(Seeking Alpha, George Kaplan, 19.Oct.2018) — Brazil and Petrobras show something in common with US LTO: even with a lot of debt and desire, and a strong resource base, it is difficult to raise production in the face of high decline rates. It may also be a lesson for the world as oil prices rise and activity picks up; it is by far the most active conventional oil region with many major projects at various stages of completion, but facing delays and schedule crowding so oil production has continued a slow decline, contrary to expectations from last year. In July, new production again did not quite match overall decline, mostly because of delays in start-ups of FPSOs planned for this year, and at 2575 kbpd was down 14 kbpd or 0.5% m-o-m and 48 kbpd or 1.8% y-o-y (data from ANP).

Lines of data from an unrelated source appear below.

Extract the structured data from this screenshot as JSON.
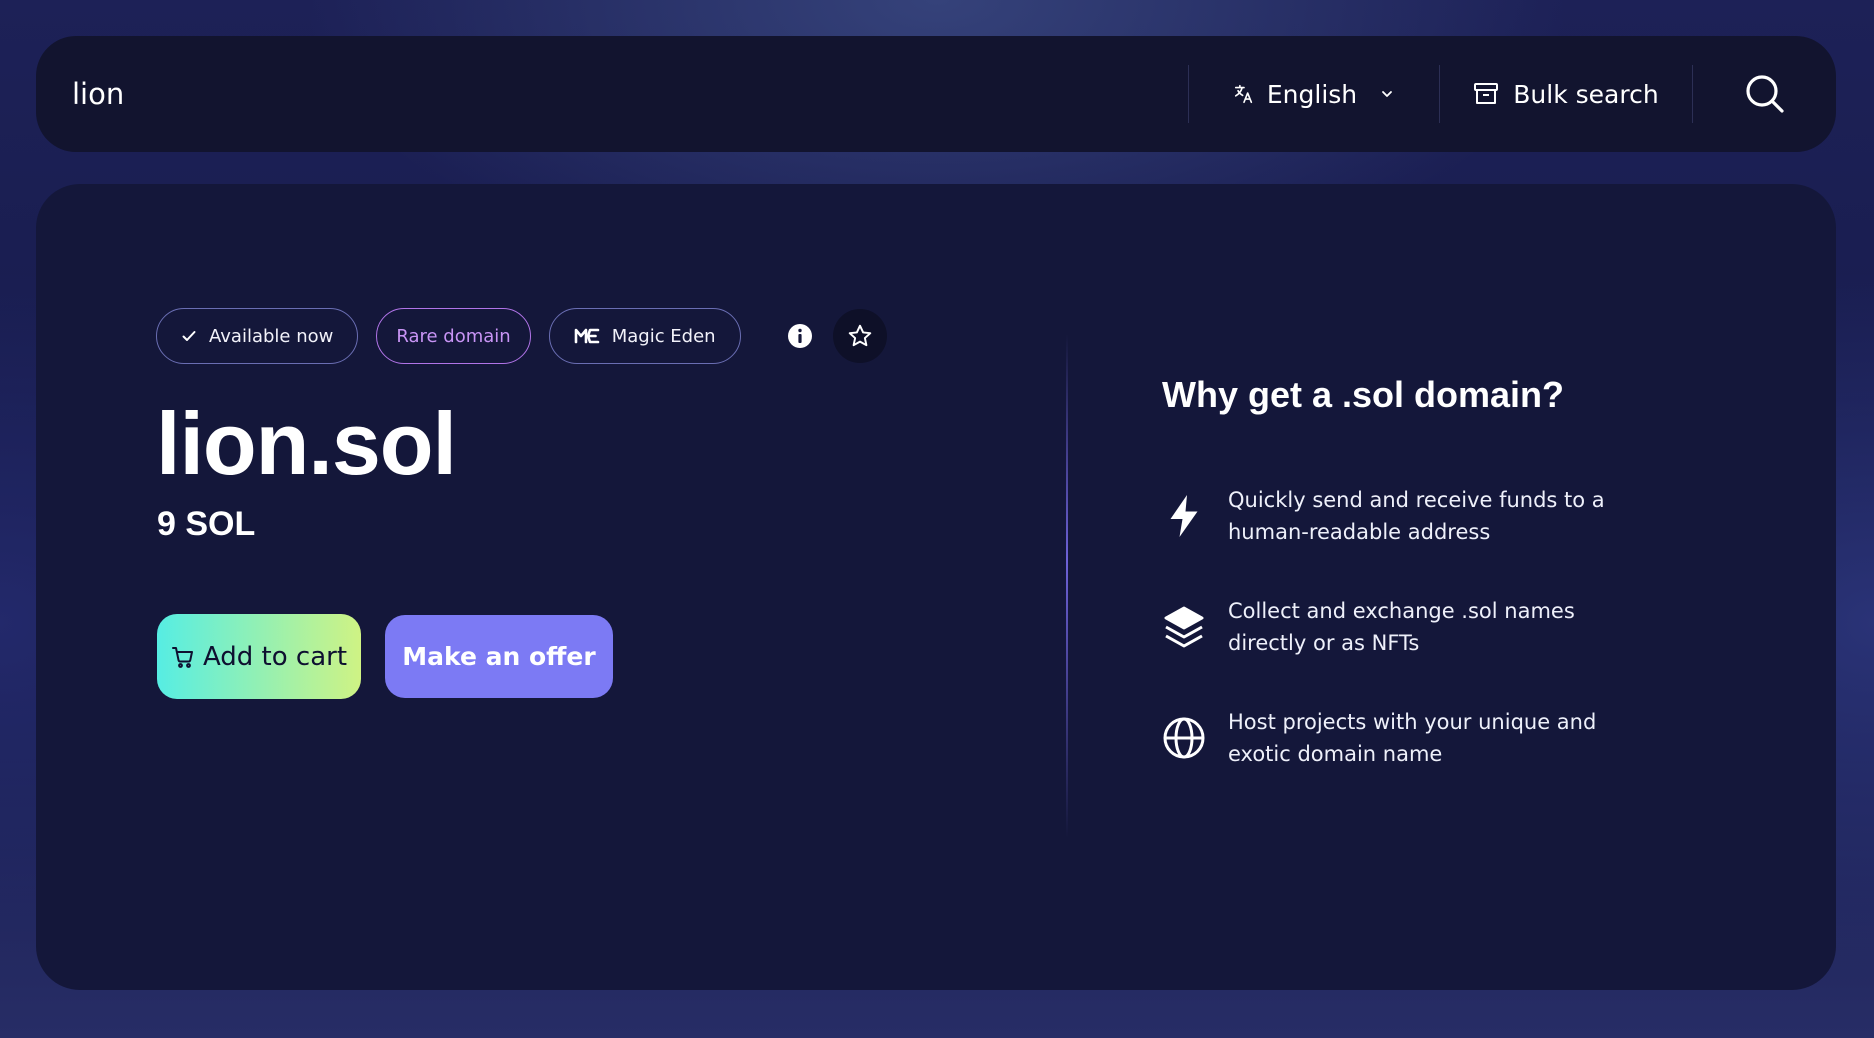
{
  "header": {
    "search_value": "lion",
    "language_label": "English",
    "bulk_search_label": "Bulk search"
  },
  "domain": {
    "badges": {
      "available": "Available now",
      "rare": "Rare domain",
      "marketplace": "Magic Eden"
    },
    "name": "lion.sol",
    "price": "9 SOL",
    "add_to_cart_label": "Add to cart",
    "make_offer_label": "Make an offer"
  },
  "why": {
    "title": "Why get a .sol domain?",
    "features": [
      {
        "icon": "lightning-icon",
        "text": "Quickly send and receive funds to a human-readable address"
      },
      {
        "icon": "layers-icon",
        "text": "Collect and exchange .sol names directly or as NFTs"
      },
      {
        "icon": "globe-icon",
        "text": "Host projects with your unique and exotic domain name"
      }
    ]
  },
  "colors": {
    "card_bg": "#14173a",
    "cart_gradient_start": "#56ede3",
    "cart_gradient_end": "#cff384",
    "offer_button": "#7c7af4",
    "rare_badge": "#b174e8"
  }
}
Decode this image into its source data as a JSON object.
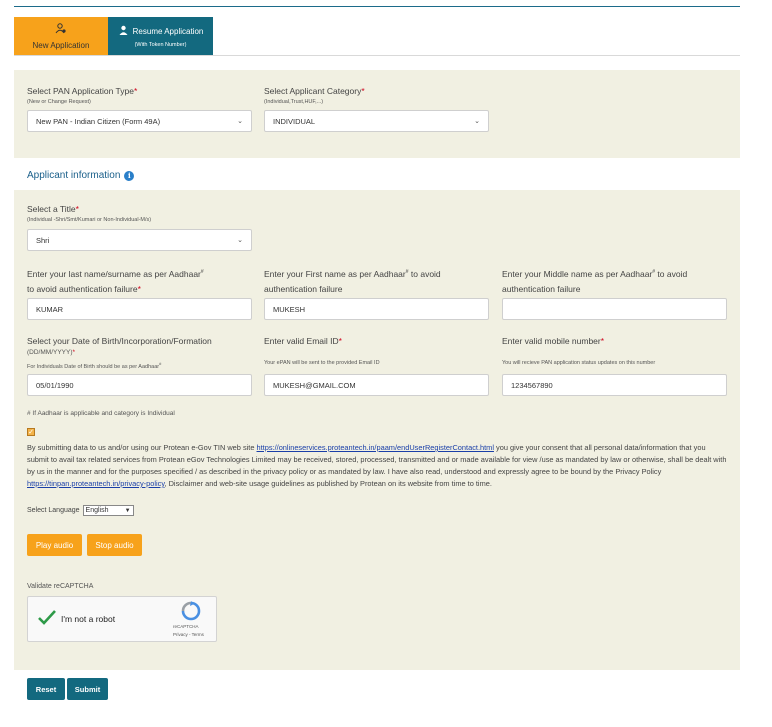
{
  "tabs": {
    "new": {
      "label": "New Application",
      "icon": "person-add-icon"
    },
    "resume": {
      "label": "Resume Application",
      "sublabel": "(With Token Number)",
      "icon": "person-resume-icon"
    }
  },
  "pan_type": {
    "label": "Select PAN Application Type",
    "hint": "(New or Change Request)",
    "value": "New PAN - Indian Citizen (Form 49A)"
  },
  "category": {
    "label": "Select Applicant Category",
    "hint": "(Individual,Trust,HUF,...)",
    "value": "INDIVIDUAL"
  },
  "section": {
    "title": "Applicant information"
  },
  "title_field": {
    "label": "Select a Title",
    "hint": "(Individual -Shri/Smt/Kumari or Non-Individual-M/s)",
    "value": "Shri"
  },
  "last_name": {
    "label_line1": "Enter your last name/surname as per Aadhaar",
    "label_line2": "to avoid authentication failure",
    "value": "KUMAR"
  },
  "first_name": {
    "label_line1": "Enter your First name as per Aadhaar",
    "label_line2": "authentication failure",
    "label_after": " to avoid",
    "value": "MUKESH"
  },
  "middle_name": {
    "label_line1": "Enter your Middle name as per Aadhaar",
    "label_line2": "authentication failure",
    "label_after": " to avoid",
    "value": ""
  },
  "dob": {
    "label": "Select your Date of Birth/Incorporation/Formation",
    "format": "(DD/MM/YYYY)",
    "hint": "For Individuals Date of Birth should be as per Aadhaar",
    "value": "05/01/1990"
  },
  "email": {
    "label": "Enter valid Email ID",
    "hint": "Your ePAN will be sent to the provided Email ID",
    "value": "MUKESH@GMAIL.COM"
  },
  "mobile": {
    "label": "Enter valid mobile number",
    "hint": "You will recieve PAN application status updates on this number",
    "value": "1234567890"
  },
  "aadhaar_note": "# If Aadhaar is applicable and category is Individual",
  "consent": {
    "checked": true,
    "part1": "By submitting data to us and/or using our Protean e-Gov TIN web site ",
    "link1": "https://onlineservices.proteantech.in/paam/endUserRegisterContact.html",
    "part2": " you give your consent that all personal data/information that you submit to avail tax related services from Protean eGov Technologies Limited may be received, stored, processed, transmitted and or made available for view /use as mandated by law or otherwise, shall be dealt with by us in the manner and for the purposes specified / as described in the privacy policy or as mandated by law. I have also read, understood and expressly agree to be bound by the Privacy Policy ",
    "link2": "https://tinpan.proteantech.in/privacy-policy",
    "part3": ", Disclaimer and web-site usage guidelines as published by Protean on its website from time to time."
  },
  "language": {
    "label": "Select Language",
    "value": "English"
  },
  "audio": {
    "play": "Play audio",
    "stop": "Stop audio"
  },
  "captcha": {
    "label": "Validate reCAPTCHA",
    "checkbox_text": "I'm not a robot",
    "brand": "reCAPTCHA",
    "links": "Privacy - Terms"
  },
  "actions": {
    "reset": "Reset",
    "submit": "Submit"
  },
  "colors": {
    "accent_orange": "#f7a21b",
    "accent_teal": "#13697f",
    "panel": "#f1f0e2"
  }
}
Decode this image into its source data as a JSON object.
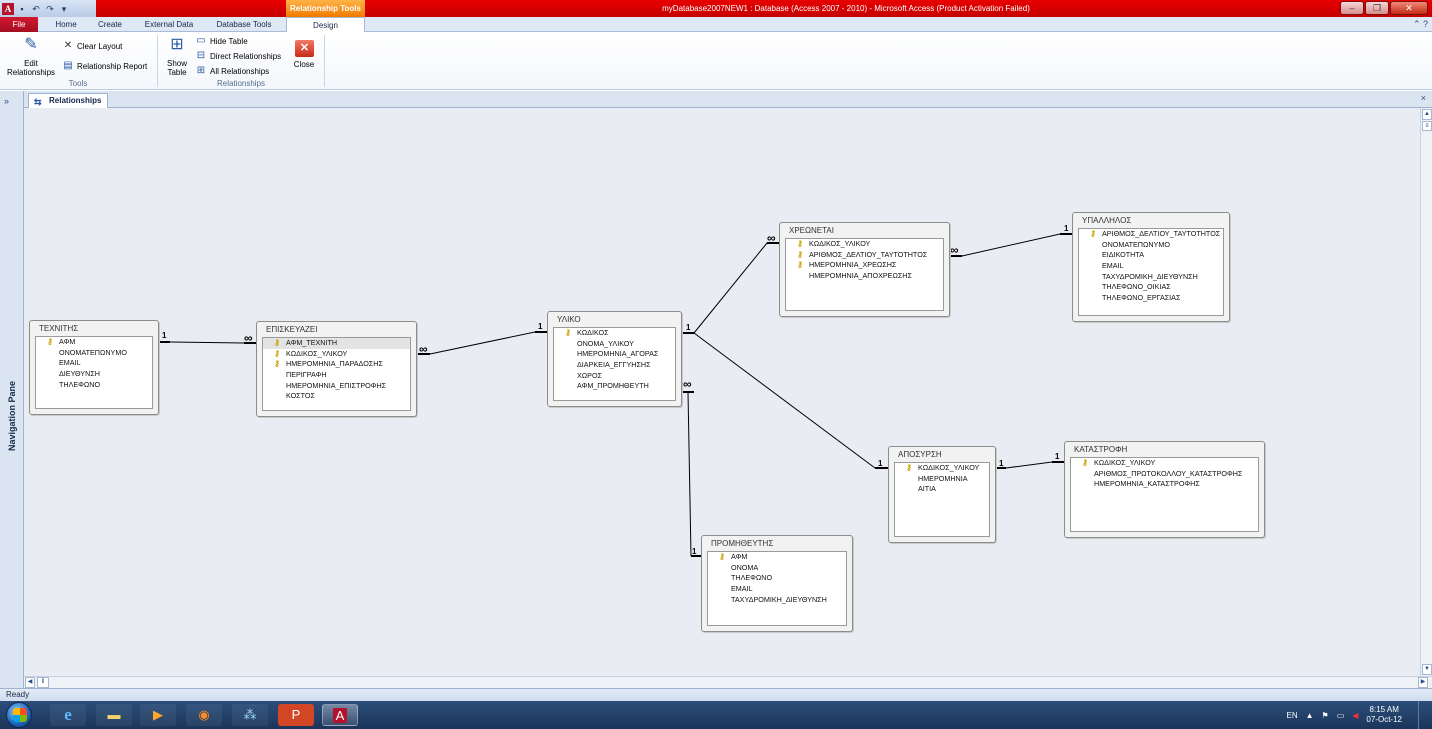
{
  "app": {
    "window_title": "myDatabase2007NEW1 : Database (Access 2007 - 2010)  -  Microsoft Access (Product Activation Failed)",
    "context_tab_group": "Relationship Tools"
  },
  "ribbon": {
    "tabs": [
      {
        "label": "File",
        "active": false
      },
      {
        "label": "Home",
        "active": false
      },
      {
        "label": "Create",
        "active": false
      },
      {
        "label": "External Data",
        "active": false
      },
      {
        "label": "Database Tools",
        "active": false
      },
      {
        "label": "Design",
        "active": true
      }
    ],
    "groups": {
      "tools": {
        "label": "Tools",
        "edit_relationships": "Edit Relationships",
        "clear_layout": "Clear Layout",
        "relationship_report": "Relationship Report"
      },
      "relationships": {
        "label": "Relationships",
        "show_table": "Show Table",
        "hide_table": "Hide Table",
        "direct_relationships": "Direct Relationships",
        "all_relationships": "All Relationships",
        "close": "Close"
      }
    }
  },
  "nav_pane": {
    "label": "Navigation Pane",
    "toggle": "»"
  },
  "document": {
    "tab_label": "Relationships",
    "close": "×"
  },
  "tables": {
    "technitis": {
      "title": "ΤΕΧΝΙΤΗΣ",
      "fields": [
        {
          "name": "ΑΦΜ",
          "key": true
        },
        {
          "name": "ΟΝΟΜΑΤΕΠΩΝΥΜΟ",
          "key": false
        },
        {
          "name": "EMAIL",
          "key": false
        },
        {
          "name": "ΔΙΕΥΘΥΝΣΗ",
          "key": false
        },
        {
          "name": "ΤΗΛΕΦΩΝΟ",
          "key": false
        }
      ]
    },
    "episkevazei": {
      "title": "ΕΠΙΣΚΕΥΑΖΕΙ",
      "fields": [
        {
          "name": "ΑΦΜ_ΤΕΧΝΙΤΗ",
          "key": true
        },
        {
          "name": "ΚΩΔΙΚΟΣ_ΥΛΙΚΟΥ",
          "key": true
        },
        {
          "name": "ΗΜΕΡΟΜΗΝΙΑ_ΠΑΡΑΔΟΣΗΣ",
          "key": true
        },
        {
          "name": "ΠΕΡΙΓΡΑΦΗ",
          "key": false
        },
        {
          "name": "ΗΜΕΡΟΜΗΝΙΑ_ΕΠΙΣΤΡΟΦΗΣ",
          "key": false
        },
        {
          "name": "ΚΟΣΤΟΣ",
          "key": false
        }
      ]
    },
    "yliko": {
      "title": "ΥΛΙΚΟ",
      "fields": [
        {
          "name": "ΚΩΔΙΚΟΣ",
          "key": true
        },
        {
          "name": "ΟΝΟΜΑ_ΥΛΙΚΟΥ",
          "key": false
        },
        {
          "name": "ΗΜΕΡΟΜΗΝΙΑ_ΑΓΟΡΑΣ",
          "key": false
        },
        {
          "name": "ΔΙΑΡΚΕΙΑ_ΕΓΓΥΗΣΗΣ",
          "key": false
        },
        {
          "name": "ΧΩΡΟΣ",
          "key": false
        },
        {
          "name": "ΑΦΜ_ΠΡΟΜΗΘΕΥΤΗ",
          "key": false
        }
      ]
    },
    "xreonetai": {
      "title": "ΧΡΕΩΝΕΤΑΙ",
      "fields": [
        {
          "name": "ΚΩΔΙΚΟΣ_ΥΛΙΚΟΥ",
          "key": true
        },
        {
          "name": "ΑΡΙΘΜΟΣ_ΔΕΛΤΙΟΥ_ΤΑΥΤΟΤΗΤΟΣ",
          "key": true
        },
        {
          "name": "ΗΜΕΡΟΜΗΝΙΑ_ΧΡΕΩΣΗΣ",
          "key": true
        },
        {
          "name": "ΗΜΕΡΟΜΗΝΙΑ_ΑΠΟΧΡΕΩΣΗΣ",
          "key": false
        }
      ]
    },
    "ypallilos": {
      "title": "ΥΠΑΛΛΗΛΟΣ",
      "fields": [
        {
          "name": "ΑΡΙΘΜΟΣ_ΔΕΛΤΙΟΥ_ΤΑΥΤΟΤΗΤΟΣ",
          "key": true
        },
        {
          "name": "ΟΝΟΜΑΤΕΠΩΝΥΜΟ",
          "key": false
        },
        {
          "name": "ΕΙΔΙΚΟΤΗΤΑ",
          "key": false
        },
        {
          "name": "EMAIL",
          "key": false
        },
        {
          "name": "ΤΑΧΥΔΡΟΜΙΚΗ_ΔΙΕΥΘΥΝΣΗ",
          "key": false
        },
        {
          "name": "ΤΗΛΕΦΩΝΟ_ΟΙΚΙΑΣ",
          "key": false
        },
        {
          "name": "ΤΗΛΕΦΩΝΟ_ΕΡΓΑΣΙΑΣ",
          "key": false
        }
      ]
    },
    "aposyrsi": {
      "title": "ΑΠΟΣΥΡΣΗ",
      "fields": [
        {
          "name": "ΚΩΔΙΚΟΣ_ΥΛΙΚΟΥ",
          "key": true
        },
        {
          "name": "ΗΜΕΡΟΜΗΝΙΑ",
          "key": false
        },
        {
          "name": "ΑΙΤΙΑ",
          "key": false
        }
      ]
    },
    "katastrofi": {
      "title": "ΚΑΤΑΣΤΡΟΦΗ",
      "fields": [
        {
          "name": "ΚΩΔΙΚΟΣ_ΥΛΙΚΟΥ",
          "key": true
        },
        {
          "name": "ΑΡΙΘΜΟΣ_ΠΡΩΤΟΚΟΛΛΟΥ_ΚΑΤΑΣΤΡΟΦΗΣ",
          "key": false
        },
        {
          "name": "ΗΜΕΡΟΜΗΝΙΑ_ΚΑΤΑΣΤΡΟΦΗΣ",
          "key": false
        }
      ]
    },
    "promitheftis": {
      "title": "ΠΡΟΜΗΘΕΥΤΗΣ",
      "fields": [
        {
          "name": "ΑΦΜ",
          "key": true
        },
        {
          "name": "ΟΝΟΜΑ",
          "key": false
        },
        {
          "name": "ΤΗΛΕΦΩΝΟ",
          "key": false
        },
        {
          "name": "EMAIL",
          "key": false
        },
        {
          "name": "ΤΑΧΥΔΡΟΜΙΚΗ_ΔΙΕΥΘΥΝΣΗ",
          "key": false
        }
      ]
    }
  },
  "relationships": [
    {
      "from": "technitis",
      "to": "episkevazei",
      "from_label": "1",
      "to_label": "∞"
    },
    {
      "from": "yliko",
      "to": "episkevazei",
      "from_label": "1",
      "to_label": "∞"
    },
    {
      "from": "yliko",
      "to": "xreonetai",
      "from_label": "1",
      "to_label": "∞"
    },
    {
      "from": "ypallilos",
      "to": "xreonetai",
      "from_label": "1",
      "to_label": "∞"
    },
    {
      "from": "yliko",
      "to": "aposyrsi",
      "from_label": "1",
      "to_label": "1"
    },
    {
      "from": "katastrofi",
      "to": "aposyrsi",
      "from_label": "1",
      "to_label": "1"
    },
    {
      "from": "promitheftis",
      "to": "yliko",
      "from_label": "1",
      "to_label": "∞"
    }
  ],
  "status": {
    "text": "Ready"
  },
  "taskbar": {
    "apps": [
      "internet-explorer",
      "windows-explorer",
      "media-player",
      "firefox",
      "network",
      "powerpoint",
      "access"
    ],
    "language": "EN",
    "time": "8:15 AM",
    "date": "07-Oct-12"
  },
  "colors": {
    "title_red": "#d40000",
    "context_orange": "#f07a00",
    "canvas_bg": "#e9edf3",
    "taskbar": "#1b355a"
  }
}
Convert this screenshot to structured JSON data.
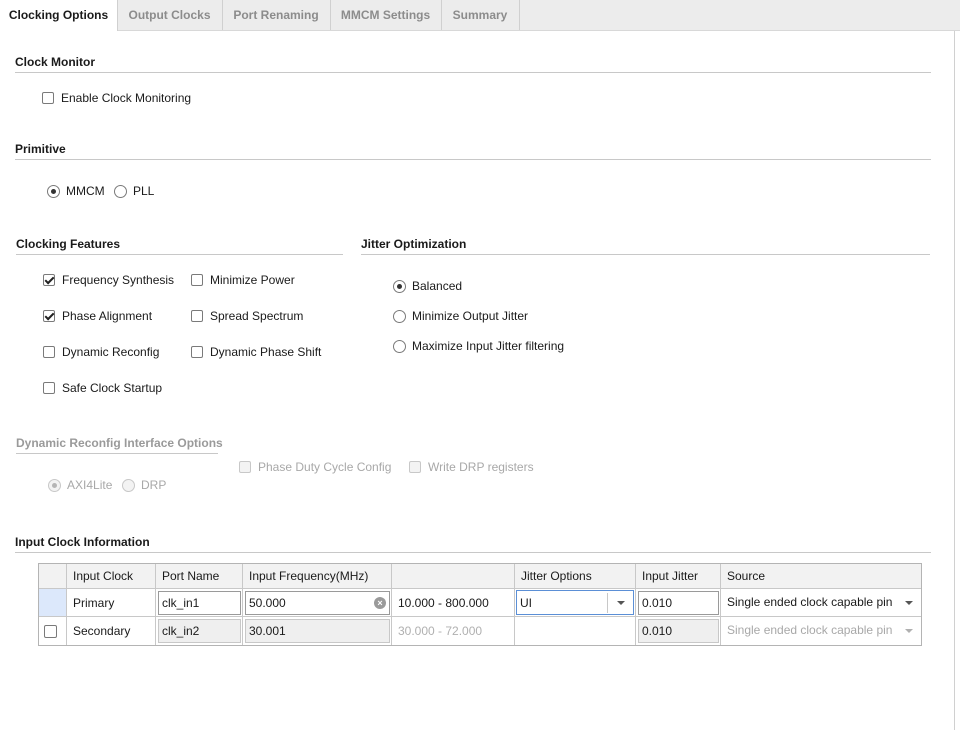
{
  "tabs": [
    "Clocking Options",
    "Output Clocks",
    "Port Renaming",
    "MMCM Settings",
    "Summary"
  ],
  "clock_monitor": {
    "title": "Clock Monitor",
    "enable_label": "Enable Clock Monitoring",
    "enable_checked": false
  },
  "primitive": {
    "title": "Primitive",
    "options": [
      "MMCM",
      "PLL"
    ],
    "selected": "MMCM"
  },
  "clocking_features": {
    "title": "Clocking Features",
    "frequency_synthesis": "Frequency Synthesis",
    "minimize_power": "Minimize Power",
    "phase_alignment": "Phase Alignment",
    "spread_spectrum": "Spread Spectrum",
    "dynamic_reconfig": "Dynamic Reconfig",
    "dynamic_phase_shift": "Dynamic Phase Shift",
    "safe_clock_startup": "Safe Clock Startup",
    "checked": [
      "Frequency Synthesis",
      "Phase Alignment"
    ]
  },
  "jitter_optimization": {
    "title": "Jitter Optimization",
    "balanced": "Balanced",
    "minimize_output": "Minimize Output Jitter",
    "maximize_input": "Maximize Input Jitter filtering",
    "selected": "Balanced"
  },
  "drp": {
    "title": "Dynamic Reconfig Interface Options",
    "phase_duty": "Phase Duty Cycle Config",
    "write_drp": "Write DRP registers",
    "axi4lite": "AXI4Lite",
    "drp_label": "DRP",
    "selected": "AXI4Lite"
  },
  "input_clock": {
    "title": "Input Clock Information",
    "headers": [
      "Input Clock",
      "Port Name",
      "Input Frequency(MHz)",
      "",
      "Jitter Options",
      "Input Jitter",
      "Source"
    ],
    "rows": [
      {
        "input_clock": "Primary",
        "port_name": "clk_in1",
        "frequency": "50.000",
        "range": "10.000 - 800.000",
        "jitter_option": "UI",
        "input_jitter": "0.010",
        "source": "Single ended clock capable pin"
      },
      {
        "input_clock": "Secondary",
        "port_name": "clk_in2",
        "frequency": "30.001",
        "range": "30.000 - 72.000",
        "jitter_option": "",
        "input_jitter": "0.010",
        "source": "Single ended clock capable pin"
      }
    ]
  },
  "colors": {
    "tab_bg": "#ececec",
    "selected_row_marker": "#dce8fb",
    "disabled_text": "#a8a8a8"
  }
}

Two FPSOs were started in 2017: Lula Extension Sul (P-66) at 150 kbpd nameplate and Pioneiro de Libra, an extended well test project on the Mero field, at 50 kbpd. Both are now about at design throughput. Two other FPSOs completed ramp-up in 2017. In 2018, three FPSOs have started up: Atlanta a small early production system at 20 kbpd, Bezios-1 (P-74) in the Santos basin at 150 kbpd and FPSO Cidade de Campos dos Goytacazes on the Tartaruga Verde field in Campos, also at 150 kbpd. There were three other FPSOs due for the Buzios field (P-75, 76 and 77) but at least one is delayed till next year. There are now four planned FPSOs remaining to be started up this year, all in the fourth quarter: P-75 and P-76 plus P-67 (Lula Norte) and P-69 (Lula Extremo Sul) in the Lula field (each 150 kbpd nameplate). Even for a company the size of Petrobras that seems a very tight schedule for commissioning large, complex plant, so one or two may slip to next year and all may be so late as to make little difference to this year’s numbers.